| PROMPT |
Find the lines in the records below that contain "Model", and report each of them.

| DATA FOR ANALYSIS |
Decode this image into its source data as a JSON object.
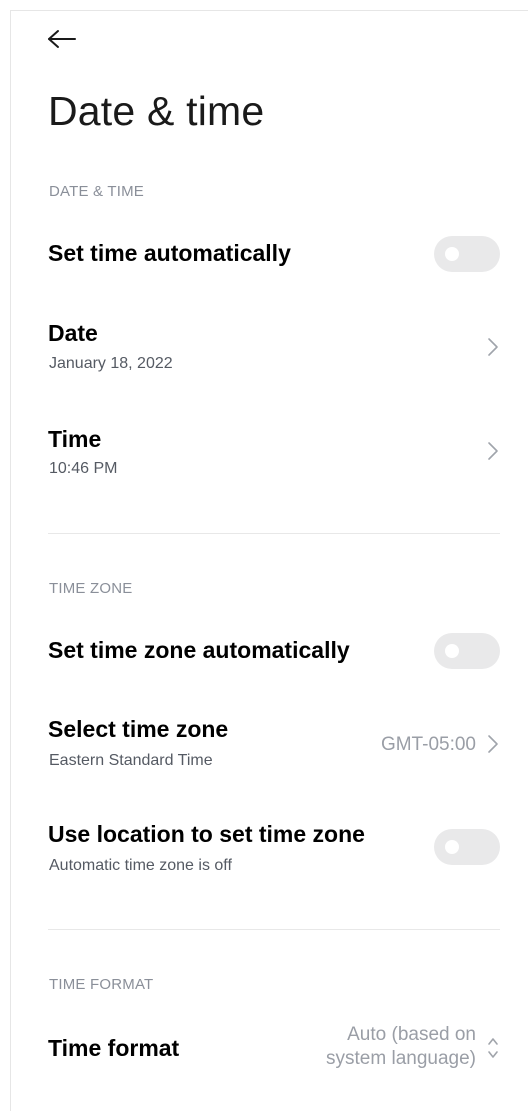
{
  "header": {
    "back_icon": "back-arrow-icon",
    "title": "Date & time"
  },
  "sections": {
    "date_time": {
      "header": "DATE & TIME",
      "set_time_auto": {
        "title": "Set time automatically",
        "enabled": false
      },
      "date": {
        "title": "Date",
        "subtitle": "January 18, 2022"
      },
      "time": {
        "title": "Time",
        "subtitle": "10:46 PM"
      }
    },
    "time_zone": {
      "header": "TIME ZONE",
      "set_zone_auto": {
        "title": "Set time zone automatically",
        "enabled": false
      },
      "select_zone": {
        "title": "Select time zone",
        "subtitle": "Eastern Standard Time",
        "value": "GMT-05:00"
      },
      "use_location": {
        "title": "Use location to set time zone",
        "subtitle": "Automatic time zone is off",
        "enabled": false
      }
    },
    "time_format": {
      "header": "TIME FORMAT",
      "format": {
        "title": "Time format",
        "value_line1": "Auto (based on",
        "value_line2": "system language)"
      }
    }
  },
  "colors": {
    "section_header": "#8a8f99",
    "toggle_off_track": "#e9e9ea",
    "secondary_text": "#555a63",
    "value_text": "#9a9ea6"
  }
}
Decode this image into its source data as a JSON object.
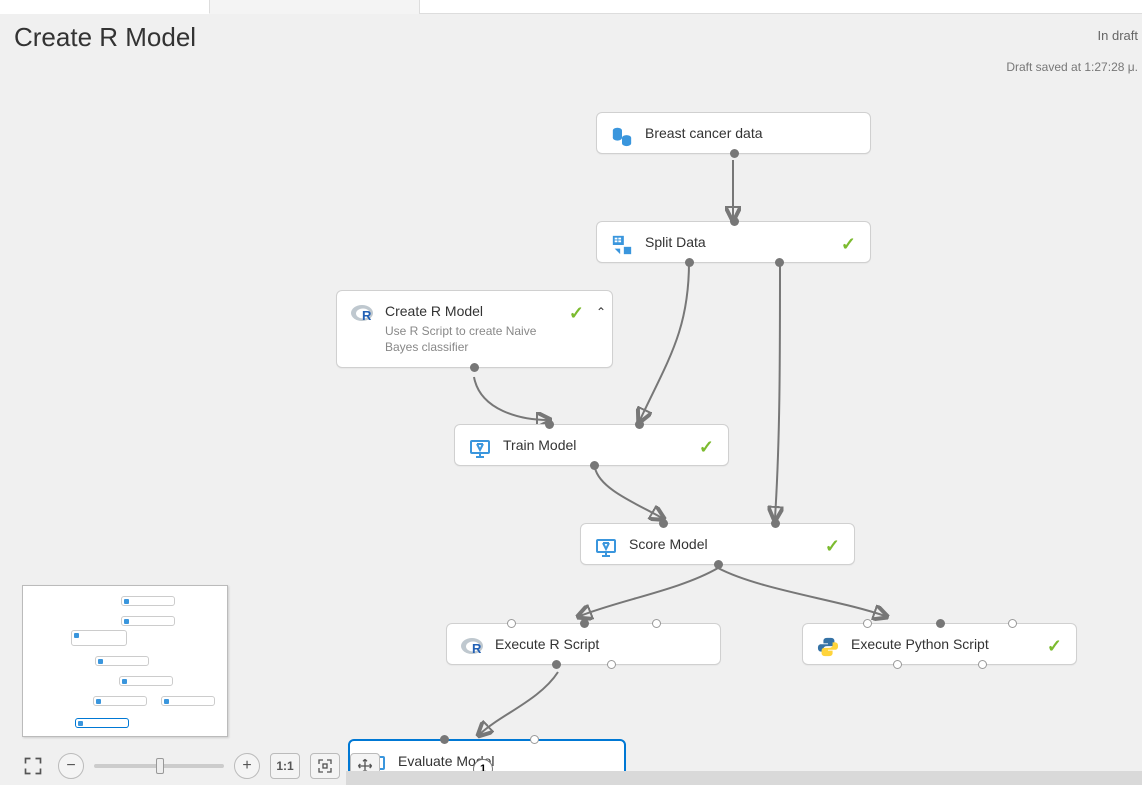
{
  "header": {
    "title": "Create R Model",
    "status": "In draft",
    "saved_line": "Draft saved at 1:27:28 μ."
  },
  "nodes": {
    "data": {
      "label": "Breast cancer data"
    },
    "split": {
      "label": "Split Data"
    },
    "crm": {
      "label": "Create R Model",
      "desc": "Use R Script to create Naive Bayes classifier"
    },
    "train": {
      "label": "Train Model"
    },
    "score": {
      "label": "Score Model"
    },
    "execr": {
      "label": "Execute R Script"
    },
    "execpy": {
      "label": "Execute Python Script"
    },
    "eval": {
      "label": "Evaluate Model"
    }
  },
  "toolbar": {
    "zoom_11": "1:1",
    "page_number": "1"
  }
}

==

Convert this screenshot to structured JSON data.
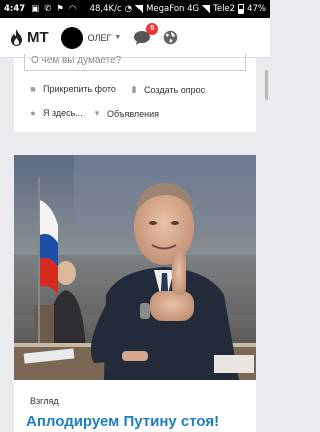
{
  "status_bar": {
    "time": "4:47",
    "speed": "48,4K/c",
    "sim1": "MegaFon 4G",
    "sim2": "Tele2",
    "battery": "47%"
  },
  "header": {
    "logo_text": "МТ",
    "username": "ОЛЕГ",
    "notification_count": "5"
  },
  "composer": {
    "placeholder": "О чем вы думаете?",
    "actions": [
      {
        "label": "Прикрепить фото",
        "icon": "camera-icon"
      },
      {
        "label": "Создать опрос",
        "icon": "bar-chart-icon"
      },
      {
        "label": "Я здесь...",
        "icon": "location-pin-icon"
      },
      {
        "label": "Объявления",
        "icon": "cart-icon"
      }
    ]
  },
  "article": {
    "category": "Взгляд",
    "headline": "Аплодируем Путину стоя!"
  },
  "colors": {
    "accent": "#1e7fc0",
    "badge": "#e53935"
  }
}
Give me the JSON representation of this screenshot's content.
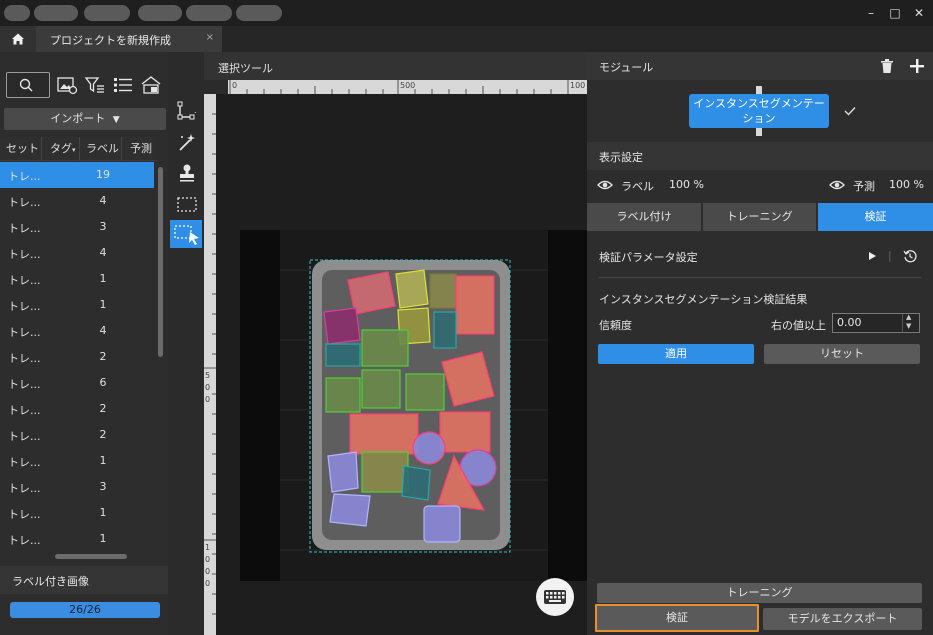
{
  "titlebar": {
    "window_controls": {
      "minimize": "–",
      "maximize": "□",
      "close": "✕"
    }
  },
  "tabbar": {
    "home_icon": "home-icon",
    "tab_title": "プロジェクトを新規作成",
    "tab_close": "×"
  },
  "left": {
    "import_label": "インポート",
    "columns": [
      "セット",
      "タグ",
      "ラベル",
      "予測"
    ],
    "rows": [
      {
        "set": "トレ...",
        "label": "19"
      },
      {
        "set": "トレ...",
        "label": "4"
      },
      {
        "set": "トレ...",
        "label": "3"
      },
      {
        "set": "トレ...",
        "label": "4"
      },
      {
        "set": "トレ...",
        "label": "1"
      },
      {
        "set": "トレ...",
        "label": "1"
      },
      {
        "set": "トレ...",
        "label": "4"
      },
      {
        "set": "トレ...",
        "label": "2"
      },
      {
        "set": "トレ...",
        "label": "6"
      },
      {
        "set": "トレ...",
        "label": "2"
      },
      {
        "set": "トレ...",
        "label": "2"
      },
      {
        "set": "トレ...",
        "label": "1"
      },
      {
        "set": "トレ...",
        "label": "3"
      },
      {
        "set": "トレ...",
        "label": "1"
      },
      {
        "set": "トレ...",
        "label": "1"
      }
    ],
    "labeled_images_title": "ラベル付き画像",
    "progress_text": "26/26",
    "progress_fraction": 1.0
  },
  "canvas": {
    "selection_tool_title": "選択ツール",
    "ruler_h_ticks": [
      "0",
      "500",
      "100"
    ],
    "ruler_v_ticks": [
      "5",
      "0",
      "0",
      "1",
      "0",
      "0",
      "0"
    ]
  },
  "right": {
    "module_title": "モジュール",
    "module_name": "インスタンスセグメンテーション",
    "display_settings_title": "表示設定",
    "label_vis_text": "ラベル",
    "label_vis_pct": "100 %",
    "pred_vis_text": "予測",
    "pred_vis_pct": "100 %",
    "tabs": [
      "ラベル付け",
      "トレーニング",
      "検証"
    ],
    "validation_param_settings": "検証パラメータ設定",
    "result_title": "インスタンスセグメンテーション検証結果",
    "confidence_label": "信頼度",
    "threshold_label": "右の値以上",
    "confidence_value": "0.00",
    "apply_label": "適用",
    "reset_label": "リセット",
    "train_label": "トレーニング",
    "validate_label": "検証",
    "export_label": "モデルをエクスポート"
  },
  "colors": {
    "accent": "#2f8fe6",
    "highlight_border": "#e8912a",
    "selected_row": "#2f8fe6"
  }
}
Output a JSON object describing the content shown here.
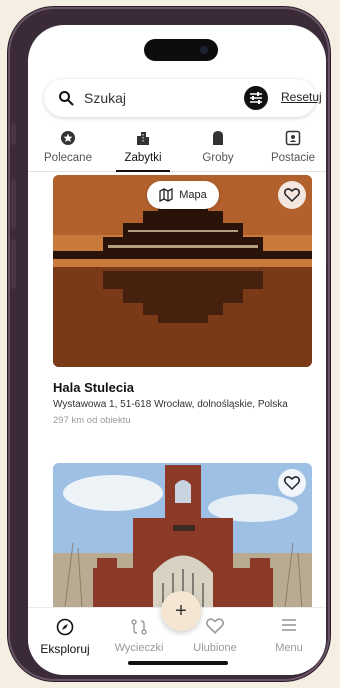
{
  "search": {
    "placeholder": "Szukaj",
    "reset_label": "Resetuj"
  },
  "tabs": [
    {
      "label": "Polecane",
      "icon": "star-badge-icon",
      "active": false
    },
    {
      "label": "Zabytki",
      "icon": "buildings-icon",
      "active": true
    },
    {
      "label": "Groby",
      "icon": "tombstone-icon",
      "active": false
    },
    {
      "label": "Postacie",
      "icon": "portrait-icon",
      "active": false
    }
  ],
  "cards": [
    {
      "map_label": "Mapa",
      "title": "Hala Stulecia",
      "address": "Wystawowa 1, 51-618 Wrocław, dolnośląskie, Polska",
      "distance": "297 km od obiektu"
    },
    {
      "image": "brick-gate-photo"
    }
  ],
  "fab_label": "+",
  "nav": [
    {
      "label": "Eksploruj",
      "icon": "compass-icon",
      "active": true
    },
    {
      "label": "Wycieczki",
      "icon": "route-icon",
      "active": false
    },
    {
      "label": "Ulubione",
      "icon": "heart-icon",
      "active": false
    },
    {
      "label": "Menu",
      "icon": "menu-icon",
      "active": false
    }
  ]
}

| TASK ANSWER |
    "title": "Create R Model",
      "label": "Create R Model",
      "label": "Train Model"
      "label": "Score Model"
      "label": "Evaluate Model"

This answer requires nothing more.